Exercise requirements ::
The lines to copy are those in the listing below that contain the word "Exchange".

==============================

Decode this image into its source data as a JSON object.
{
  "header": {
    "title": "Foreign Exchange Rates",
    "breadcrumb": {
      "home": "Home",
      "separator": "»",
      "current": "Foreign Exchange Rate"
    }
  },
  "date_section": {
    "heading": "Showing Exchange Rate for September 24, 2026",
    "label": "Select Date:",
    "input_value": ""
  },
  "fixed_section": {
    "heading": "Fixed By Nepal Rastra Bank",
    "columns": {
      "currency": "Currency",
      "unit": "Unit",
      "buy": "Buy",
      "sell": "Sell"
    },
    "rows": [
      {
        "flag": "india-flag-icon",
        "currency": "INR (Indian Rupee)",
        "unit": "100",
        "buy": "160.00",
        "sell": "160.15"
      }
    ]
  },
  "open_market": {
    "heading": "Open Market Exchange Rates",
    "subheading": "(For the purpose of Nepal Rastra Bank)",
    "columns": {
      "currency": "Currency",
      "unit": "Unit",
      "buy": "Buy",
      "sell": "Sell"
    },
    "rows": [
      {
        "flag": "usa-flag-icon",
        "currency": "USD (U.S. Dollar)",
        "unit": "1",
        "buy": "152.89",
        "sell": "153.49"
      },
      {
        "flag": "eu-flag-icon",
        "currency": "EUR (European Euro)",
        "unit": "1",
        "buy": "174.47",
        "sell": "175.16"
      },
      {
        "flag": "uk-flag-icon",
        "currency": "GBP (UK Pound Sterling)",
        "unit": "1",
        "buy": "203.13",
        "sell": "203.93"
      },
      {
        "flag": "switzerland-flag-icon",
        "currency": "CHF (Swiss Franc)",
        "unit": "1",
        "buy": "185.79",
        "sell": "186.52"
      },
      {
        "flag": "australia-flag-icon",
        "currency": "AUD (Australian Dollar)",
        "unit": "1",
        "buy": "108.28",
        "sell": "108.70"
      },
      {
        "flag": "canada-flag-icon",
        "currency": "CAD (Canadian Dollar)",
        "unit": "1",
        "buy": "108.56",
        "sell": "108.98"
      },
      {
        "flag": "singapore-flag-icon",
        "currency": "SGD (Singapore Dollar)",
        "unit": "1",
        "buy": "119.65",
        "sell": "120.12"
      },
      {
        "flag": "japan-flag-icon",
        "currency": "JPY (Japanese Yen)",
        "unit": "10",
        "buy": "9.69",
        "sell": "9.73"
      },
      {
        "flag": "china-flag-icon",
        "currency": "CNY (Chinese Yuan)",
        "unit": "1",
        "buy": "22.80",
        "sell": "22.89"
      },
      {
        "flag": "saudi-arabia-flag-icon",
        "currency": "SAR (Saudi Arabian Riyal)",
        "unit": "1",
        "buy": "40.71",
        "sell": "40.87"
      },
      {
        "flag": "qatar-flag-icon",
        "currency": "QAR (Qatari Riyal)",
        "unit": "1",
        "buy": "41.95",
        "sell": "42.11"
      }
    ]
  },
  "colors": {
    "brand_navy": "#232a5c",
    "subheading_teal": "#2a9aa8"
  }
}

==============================

Worked solution ::
    "title": "Foreign Exchange Rates",
      "current": "Foreign Exchange Rate"
    "heading": "Showing Exchange Rate for September 24, 2026",
    "heading": "Open Market Exchange Rates",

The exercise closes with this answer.